### [Exercise details]
A word-for-word copy of the data, with no images, is the required answer.

↓↓↓

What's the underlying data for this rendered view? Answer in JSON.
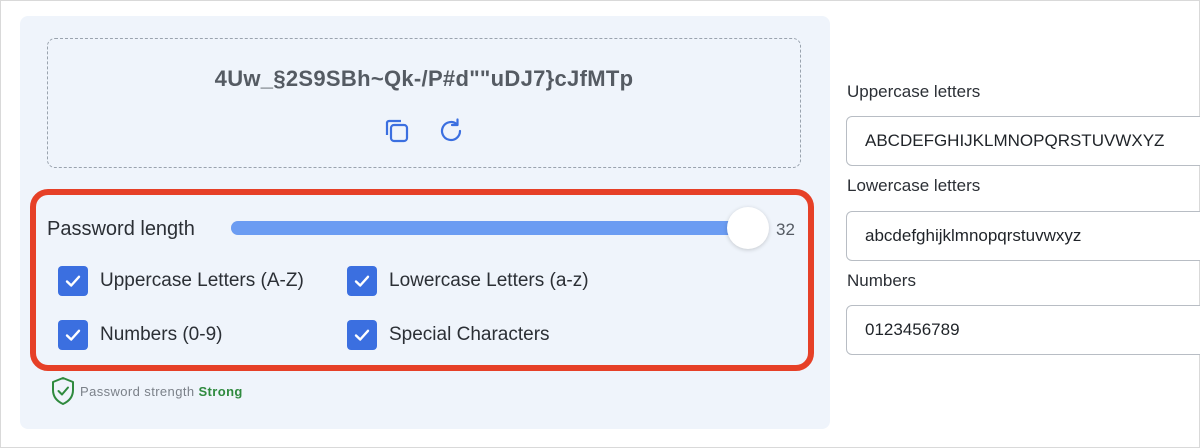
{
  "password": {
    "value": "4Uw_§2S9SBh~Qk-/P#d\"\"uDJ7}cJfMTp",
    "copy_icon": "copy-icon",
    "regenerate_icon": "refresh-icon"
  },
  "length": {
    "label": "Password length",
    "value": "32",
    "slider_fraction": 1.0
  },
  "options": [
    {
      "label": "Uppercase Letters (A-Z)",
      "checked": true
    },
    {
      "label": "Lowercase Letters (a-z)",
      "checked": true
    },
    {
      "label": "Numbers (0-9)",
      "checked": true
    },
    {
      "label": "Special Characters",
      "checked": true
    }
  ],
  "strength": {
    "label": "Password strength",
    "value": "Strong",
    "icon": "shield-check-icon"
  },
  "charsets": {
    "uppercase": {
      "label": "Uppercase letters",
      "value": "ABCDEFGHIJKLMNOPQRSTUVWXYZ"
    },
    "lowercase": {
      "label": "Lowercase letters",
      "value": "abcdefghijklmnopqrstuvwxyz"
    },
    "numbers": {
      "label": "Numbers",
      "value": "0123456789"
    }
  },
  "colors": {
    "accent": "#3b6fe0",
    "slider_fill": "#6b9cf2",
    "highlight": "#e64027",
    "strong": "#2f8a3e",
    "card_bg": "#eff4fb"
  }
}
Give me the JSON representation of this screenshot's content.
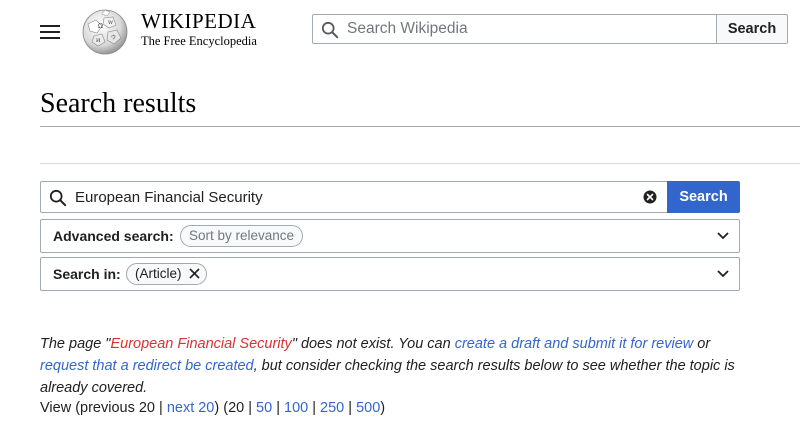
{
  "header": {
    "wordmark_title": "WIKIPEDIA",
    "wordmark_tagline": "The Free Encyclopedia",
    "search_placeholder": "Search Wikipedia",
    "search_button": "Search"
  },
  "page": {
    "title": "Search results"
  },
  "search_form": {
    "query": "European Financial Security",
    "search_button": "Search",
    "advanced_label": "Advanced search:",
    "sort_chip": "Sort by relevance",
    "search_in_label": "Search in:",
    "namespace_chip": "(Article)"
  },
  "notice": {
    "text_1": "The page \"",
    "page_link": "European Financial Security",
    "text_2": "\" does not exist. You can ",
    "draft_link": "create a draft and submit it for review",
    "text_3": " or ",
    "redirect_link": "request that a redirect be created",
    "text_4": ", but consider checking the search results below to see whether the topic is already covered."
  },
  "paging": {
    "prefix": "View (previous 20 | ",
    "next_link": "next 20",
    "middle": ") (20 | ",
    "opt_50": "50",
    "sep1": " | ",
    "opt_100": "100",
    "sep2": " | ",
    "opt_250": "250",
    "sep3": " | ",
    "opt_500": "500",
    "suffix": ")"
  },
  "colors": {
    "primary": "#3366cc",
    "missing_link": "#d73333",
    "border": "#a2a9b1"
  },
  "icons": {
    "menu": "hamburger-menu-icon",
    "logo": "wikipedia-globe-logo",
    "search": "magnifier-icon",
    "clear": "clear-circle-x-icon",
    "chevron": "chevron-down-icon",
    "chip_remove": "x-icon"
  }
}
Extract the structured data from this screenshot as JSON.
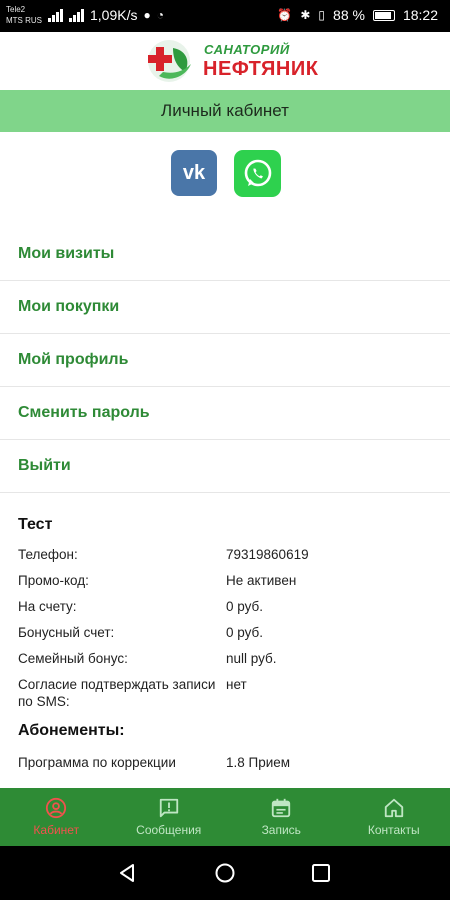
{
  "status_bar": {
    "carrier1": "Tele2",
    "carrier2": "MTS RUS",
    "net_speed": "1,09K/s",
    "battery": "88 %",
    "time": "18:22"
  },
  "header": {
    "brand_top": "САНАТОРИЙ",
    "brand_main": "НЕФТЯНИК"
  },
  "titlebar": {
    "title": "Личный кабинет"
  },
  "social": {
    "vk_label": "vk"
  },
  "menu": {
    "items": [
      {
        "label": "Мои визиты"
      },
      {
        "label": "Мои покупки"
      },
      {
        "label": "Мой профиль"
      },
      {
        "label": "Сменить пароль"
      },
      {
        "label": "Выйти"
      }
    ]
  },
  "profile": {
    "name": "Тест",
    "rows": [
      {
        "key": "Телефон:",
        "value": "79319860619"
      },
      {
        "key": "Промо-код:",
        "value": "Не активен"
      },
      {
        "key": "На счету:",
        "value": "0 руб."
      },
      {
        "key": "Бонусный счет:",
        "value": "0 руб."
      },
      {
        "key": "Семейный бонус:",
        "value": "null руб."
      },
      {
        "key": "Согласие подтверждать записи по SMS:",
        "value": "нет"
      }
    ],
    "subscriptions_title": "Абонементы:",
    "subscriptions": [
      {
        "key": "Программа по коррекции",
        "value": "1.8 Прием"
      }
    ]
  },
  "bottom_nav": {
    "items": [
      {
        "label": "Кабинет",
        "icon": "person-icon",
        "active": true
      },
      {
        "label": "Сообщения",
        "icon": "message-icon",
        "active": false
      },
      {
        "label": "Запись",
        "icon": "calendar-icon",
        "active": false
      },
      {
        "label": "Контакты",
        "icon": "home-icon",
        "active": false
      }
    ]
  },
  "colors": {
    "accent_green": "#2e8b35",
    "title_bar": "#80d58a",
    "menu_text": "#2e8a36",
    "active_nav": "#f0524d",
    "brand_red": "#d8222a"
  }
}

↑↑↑

### [Answer for the task]
What's the underlying data for this rendered view? Answer in JSON.
{
  "password": {
    "value": "4Uw_§2S9SBh~Qk-/P#d\"\"uDJ7}cJfMTp",
    "copy_icon": "copy-icon",
    "regenerate_icon": "refresh-icon"
  },
  "length": {
    "label": "Password length",
    "value": "32",
    "slider_fraction": 1.0
  },
  "options": [
    {
      "label": "Uppercase Letters (A-Z)",
      "checked": true
    },
    {
      "label": "Lowercase Letters (a-z)",
      "checked": true
    },
    {
      "label": "Numbers (0-9)",
      "checked": true
    },
    {
      "label": "Special Characters",
      "checked": true
    }
  ],
  "strength": {
    "label": "Password strength",
    "value": "Strong",
    "icon": "shield-check-icon"
  },
  "charsets": {
    "uppercase": {
      "label": "Uppercase letters",
      "value": "ABCDEFGHIJKLMNOPQRSTUVWXYZ"
    },
    "lowercase": {
      "label": "Lowercase letters",
      "value": "abcdefghijklmnopqrstuvwxyz"
    },
    "numbers": {
      "label": "Numbers",
      "value": "0123456789"
    }
  },
  "colors": {
    "accent": "#3b6fe0",
    "slider_fill": "#6b9cf2",
    "highlight": "#e64027",
    "strong": "#2f8a3e",
    "card_bg": "#eff4fb"
  }
}
Give me the JSON representation of this screenshot's content.
{
  "header": {
    "wordmark_title": "WIKIPEDIA",
    "wordmark_tagline": "The Free Encyclopedia",
    "search_placeholder": "Search Wikipedia",
    "search_button": "Search"
  },
  "page": {
    "title": "Search results"
  },
  "search_form": {
    "query": "European Financial Security",
    "search_button": "Search",
    "advanced_label": "Advanced search:",
    "sort_chip": "Sort by relevance",
    "search_in_label": "Search in:",
    "namespace_chip": "(Article)"
  },
  "notice": {
    "text_1": "The page \"",
    "page_link": "European Financial Security",
    "text_2": "\" does not exist. You can ",
    "draft_link": "create a draft and submit it for review",
    "text_3": " or ",
    "redirect_link": "request that a redirect be created",
    "text_4": ", but consider checking the search results below to see whether the topic is already covered."
  },
  "paging": {
    "prefix": "View (previous 20 | ",
    "next_link": "next 20",
    "middle": ") (20 | ",
    "opt_50": "50",
    "sep1": " | ",
    "opt_100": "100",
    "sep2": " | ",
    "opt_250": "250",
    "sep3": " | ",
    "opt_500": "500",
    "suffix": ")"
  },
  "colors": {
    "primary": "#3366cc",
    "missing_link": "#d73333",
    "border": "#a2a9b1"
  },
  "icons": {
    "menu": "hamburger-menu-icon",
    "logo": "wikipedia-globe-logo",
    "search": "magnifier-icon",
    "clear": "clear-circle-x-icon",
    "chevron": "chevron-down-icon",
    "chip_remove": "x-icon"
  }
}
Extract the structured data from this screenshot as JSON.
{
  "status_bar": {
    "carrier1": "Tele2",
    "carrier2": "MTS RUS",
    "net_speed": "1,09K/s",
    "battery": "88 %",
    "time": "18:22"
  },
  "header": {
    "brand_top": "САНАТОРИЙ",
    "brand_main": "НЕФТЯНИК"
  },
  "titlebar": {
    "title": "Личный кабинет"
  },
  "social": {
    "vk_label": "vk"
  },
  "menu": {
    "items": [
      {
        "label": "Мои визиты"
      },
      {
        "label": "Мои покупки"
      },
      {
        "label": "Мой профиль"
      },
      {
        "label": "Сменить пароль"
      },
      {
        "label": "Выйти"
      }
    ]
  },
  "profile": {
    "name": "Тест",
    "rows": [
      {
        "key": "Телефон:",
        "value": "79319860619"
      },
      {
        "key": "Промо-код:",
        "value": "Не активен"
      },
      {
        "key": "На счету:",
        "value": "0 руб."
      },
      {
        "key": "Бонусный счет:",
        "value": "0 руб."
      },
      {
        "key": "Семейный бонус:",
        "value": "null руб."
      },
      {
        "key": "Согласие подтверждать записи по SMS:",
        "value": "нет"
      }
    ],
    "subscriptions_title": "Абонементы:",
    "subscriptions": [
      {
        "key": "Программа по коррекции",
        "value": "1.8 Прием"
      }
    ]
  },
  "bottom_nav": {
    "items": [
      {
        "label": "Кабинет",
        "icon": "person-icon",
        "active": true
      },
      {
        "label": "Сообщения",
        "icon": "message-icon",
        "active": false
      },
      {
        "label": "Запись",
        "icon": "calendar-icon",
        "active": false
      },
      {
        "label": "Контакты",
        "icon": "home-icon",
        "active": false
      }
    ]
  },
  "colors": {
    "accent_green": "#2e8b35",
    "title_bar": "#80d58a",
    "menu_text": "#2e8a36",
    "active_nav": "#f0524d",
    "brand_red": "#d8222a"
  }
}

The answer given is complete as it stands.